This title is one of the selection of NHE books now available in the US from New York Review Books.
Like Debord’s Society of the Spectacle, Koolhaas’s Junkspace attempts to describe its subject and inhabit its rhythms mimetically, to produce a literary junkspace that mirrors the shiny cluttered hell of the contemporary built world. Junkspace appears to be a concept, but it’s not, really; it’s more a slogan, one meant to umbrella over every bit of architecture thrown up, torn down, remodeled and distended since the Thatcher/Reagan years, and like its subject it resists concision and reaches for tentacle-like elaboration.
The essay is a “jeremiad,” as Foster notes, one full of angst and apocalypses, and alongside Koolhaas’s adumbration of contemporary nightmares is a funerary mourning for modernism, for an era of planning and function structured by the welfare state. Junkspace eclipsed planning or deformed it into something unrecognizable. After planning’s disappearance, space surrendered to consumerism.
Koolhaas takes the whole arsenal of contemporary solutions to the curb, including his own, both architectural and critical. Junkspace is the “fallout” of the modernism he once sought to revive, its “apotheosis, or meltdown.”

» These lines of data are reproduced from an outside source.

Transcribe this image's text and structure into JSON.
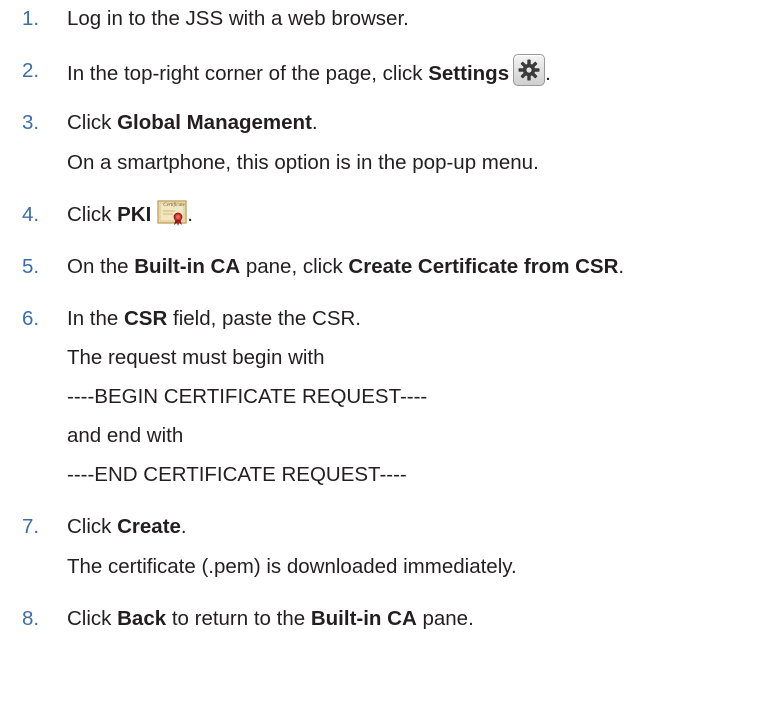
{
  "steps": [
    {
      "number": "1.",
      "text": "Log in to the JSS with a web browser."
    },
    {
      "number": "2.",
      "pre": "In the top-right corner of the page, click ",
      "bold": "Settings",
      "post": ".",
      "icon": "settings-gear-icon"
    },
    {
      "number": "3.",
      "pre": "Click ",
      "bold": "Global Management",
      "post": ".",
      "note": "On a smartphone, this option is in the pop-up menu."
    },
    {
      "number": "4.",
      "pre": "Click ",
      "bold": "PKI",
      "post": ".",
      "icon": "certificate-icon",
      "icon_label": "Certificate"
    },
    {
      "number": "5.",
      "pre": "On the ",
      "bold": "Built-in CA",
      "mid": " pane, click ",
      "bold2": "Create Certificate from CSR",
      "post": "."
    },
    {
      "number": "6.",
      "pre": "In the ",
      "bold": "CSR",
      "post": " field, paste the CSR.",
      "notes": [
        "The request must begin with",
        "----BEGIN CERTIFICATE REQUEST----",
        "and end with",
        "----END CERTIFICATE REQUEST----"
      ]
    },
    {
      "number": "7.",
      "pre": "Click ",
      "bold": "Create",
      "post": ".",
      "note": "The certificate (.pem) is downloaded immediately."
    },
    {
      "number": "8.",
      "pre": "Click ",
      "bold": "Back",
      "mid": " to return to the ",
      "bold2": "Built-in CA",
      "post": " pane."
    }
  ],
  "colors": {
    "number": "#3b6ea8",
    "text": "#231f20"
  }
}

Sparks of insight flare out in short suggestive bursts. [on Running Room]